There are many things to consider when looking for a financial planner who can help you meet your wealth goals. It can seem overwhelming, especially when you consider that a relationship with a financial planner or wealth advisor is a journey. It’s one that can start with a current financial goal — a new home, a wedding or retirement — but can grow and change as life does. A good financial planner on this journey will encourage you to revisit your financial plan, help ensure you’re on track and can even give you a nudge when you need it most. If you’re actively looking for some financial advice, great. Sometimes, that can be the most important first step. As for some questions you can ask, here are five that can help you get a sense of whether a financial planner is right for you.

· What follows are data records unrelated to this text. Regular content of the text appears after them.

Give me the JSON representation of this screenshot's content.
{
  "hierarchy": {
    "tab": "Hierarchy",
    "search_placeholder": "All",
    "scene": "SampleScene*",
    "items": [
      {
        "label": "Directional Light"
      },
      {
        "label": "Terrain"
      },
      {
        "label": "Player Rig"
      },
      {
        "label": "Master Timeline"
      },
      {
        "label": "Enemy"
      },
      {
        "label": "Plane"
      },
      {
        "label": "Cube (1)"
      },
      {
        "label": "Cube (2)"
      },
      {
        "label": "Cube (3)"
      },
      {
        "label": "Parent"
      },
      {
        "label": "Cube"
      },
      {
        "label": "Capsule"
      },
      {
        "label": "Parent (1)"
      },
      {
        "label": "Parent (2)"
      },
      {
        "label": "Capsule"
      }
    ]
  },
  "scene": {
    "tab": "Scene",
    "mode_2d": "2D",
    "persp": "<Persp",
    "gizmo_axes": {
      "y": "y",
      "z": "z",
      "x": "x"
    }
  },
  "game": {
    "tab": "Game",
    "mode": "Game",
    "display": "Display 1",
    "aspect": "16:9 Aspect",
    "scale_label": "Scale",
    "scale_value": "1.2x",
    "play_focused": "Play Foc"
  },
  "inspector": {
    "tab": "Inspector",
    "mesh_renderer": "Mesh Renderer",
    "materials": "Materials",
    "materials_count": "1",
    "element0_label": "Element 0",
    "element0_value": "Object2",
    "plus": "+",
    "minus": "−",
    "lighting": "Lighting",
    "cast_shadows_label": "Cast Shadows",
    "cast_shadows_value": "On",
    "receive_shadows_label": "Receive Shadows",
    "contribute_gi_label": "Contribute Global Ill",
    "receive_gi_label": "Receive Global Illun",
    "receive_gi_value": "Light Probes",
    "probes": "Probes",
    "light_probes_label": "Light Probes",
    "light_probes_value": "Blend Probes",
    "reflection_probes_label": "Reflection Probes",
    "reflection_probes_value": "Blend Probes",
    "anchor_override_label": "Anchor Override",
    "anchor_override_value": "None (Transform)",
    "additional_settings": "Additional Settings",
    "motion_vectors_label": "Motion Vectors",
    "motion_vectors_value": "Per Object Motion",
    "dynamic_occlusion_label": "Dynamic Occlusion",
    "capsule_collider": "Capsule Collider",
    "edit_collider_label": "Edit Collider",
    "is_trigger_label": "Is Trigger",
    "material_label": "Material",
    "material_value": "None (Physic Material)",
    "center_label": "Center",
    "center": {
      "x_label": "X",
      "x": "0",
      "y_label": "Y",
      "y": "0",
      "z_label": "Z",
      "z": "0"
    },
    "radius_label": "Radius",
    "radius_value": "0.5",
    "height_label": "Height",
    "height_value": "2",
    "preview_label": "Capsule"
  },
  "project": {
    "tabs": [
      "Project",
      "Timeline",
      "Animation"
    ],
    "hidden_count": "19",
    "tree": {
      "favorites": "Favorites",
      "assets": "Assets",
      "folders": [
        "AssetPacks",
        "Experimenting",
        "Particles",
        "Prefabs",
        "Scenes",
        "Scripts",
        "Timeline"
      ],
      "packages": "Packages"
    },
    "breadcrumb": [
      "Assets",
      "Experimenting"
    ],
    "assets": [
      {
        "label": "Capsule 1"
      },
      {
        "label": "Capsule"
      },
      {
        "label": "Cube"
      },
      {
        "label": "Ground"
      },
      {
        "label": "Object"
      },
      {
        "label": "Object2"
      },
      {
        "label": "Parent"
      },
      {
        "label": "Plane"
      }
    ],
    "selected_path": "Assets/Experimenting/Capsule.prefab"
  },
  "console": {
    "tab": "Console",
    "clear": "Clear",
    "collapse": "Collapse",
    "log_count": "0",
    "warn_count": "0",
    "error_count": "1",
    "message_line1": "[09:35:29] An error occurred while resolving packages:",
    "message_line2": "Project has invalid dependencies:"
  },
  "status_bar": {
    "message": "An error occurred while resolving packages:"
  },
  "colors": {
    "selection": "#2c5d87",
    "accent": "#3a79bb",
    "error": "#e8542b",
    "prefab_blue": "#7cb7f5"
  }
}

There’s no shortage of money experts out there. Some go by “wealth advisor” or “financial planner”. The reality is almost anyone in Canada can call themselves a financial planner. Only Quebec requires that individuals hold their Certified Financial Planner (CFP®) designation before they can use that title. There are certainly other designations that a planner or wealth advisor may hold — Chartered Financial Analyst (CFA), Personal Financial Planner (PFP) among them — but the CFP® is one of the more common certifications in the industry. It's important to understand if the person you’re working with has been specifically trained to build financial plans, and has a good understanding of taxes, estate planning and other issues related to your family’s financial needs. When you meet with a wealth advisor, don’t feel shy to ask for their credentials.
This is a key question people should ask, along with, “How many clients do you have?” While the answer you wish to hear may depend on what you’re looking for, you may wish to work with someone you can relate to, who thinks like you, has similar life experience to you and has the training and accreditation to help you. However, while some of us put a premium on experience, others may respond better to knowledge or relatability.
Many good financial planners will raise this issue up front. In Canada, planners and wealth advisors can be paid in a number of ways, but two very common ones are commission-based and fee-based. If it’s commission-based, your planner will receive compensation from the products you buy. You won’t pay directly for the services they provide, and while that’s been the status-quo in financial planning for many years, some find it challenging to calculate the full amount they’re paying monthly or annually. In a fee-based arrangement, you would pay a total amount based on the value of assets being managed. It can provide some transparency and a direct line of sight to exactly what you are paying for the services provided. Regardless of how a planner gets paid, they should be able to say, “This is how I’m compensated; this is how and where you will find it on your statements, and this is what you will receive in exchange.”
This goes hand-in-hand with any discussion of fees: What are you getting for your money? The value of working with a planner or wealth advisor is rarely about beating a benchmark or index. It’s about helping you to make decisions and connecting you with the tools and resources that will best help you reach your wealth goals. A financial planner should be able to advise you on each of the four major areas of your financial plan: building your net worth, implementing tax-efficient strategies, helping you protect what matters and leaving a legacy for future generations. That may mean your financial planner is trained to help you deal with business issues or estate and tax planning, or they can provide access to people who do. Either way, you should ask what services they offer.
Your ability to understand the financial plan you’ve set out, stick to it and adjust when needed will be key to your success. But each of us is unique and have different needs in terms of communication. Some may panic every time the market drops, or international tensions arise and may appreciate a call or a note from their financial planner or wealth advisor. Others are fine with a regularly scheduled check-in. At the very least, look for a commitment to get an annual progress review to make sure any plan remains relevant and is on-track to meet your established goals.
These are five questions that you may want to ask your financial planner. The reality is the answers you’re looking for will be based on your wealth personality and your needs. Above all else, you can look for someone who will give you confidence that they’re going to partner with you in drafting an action plan and help achieve the wealth goals that matter to you.
Discover your Wealth Personality and what influences your wealth decisions.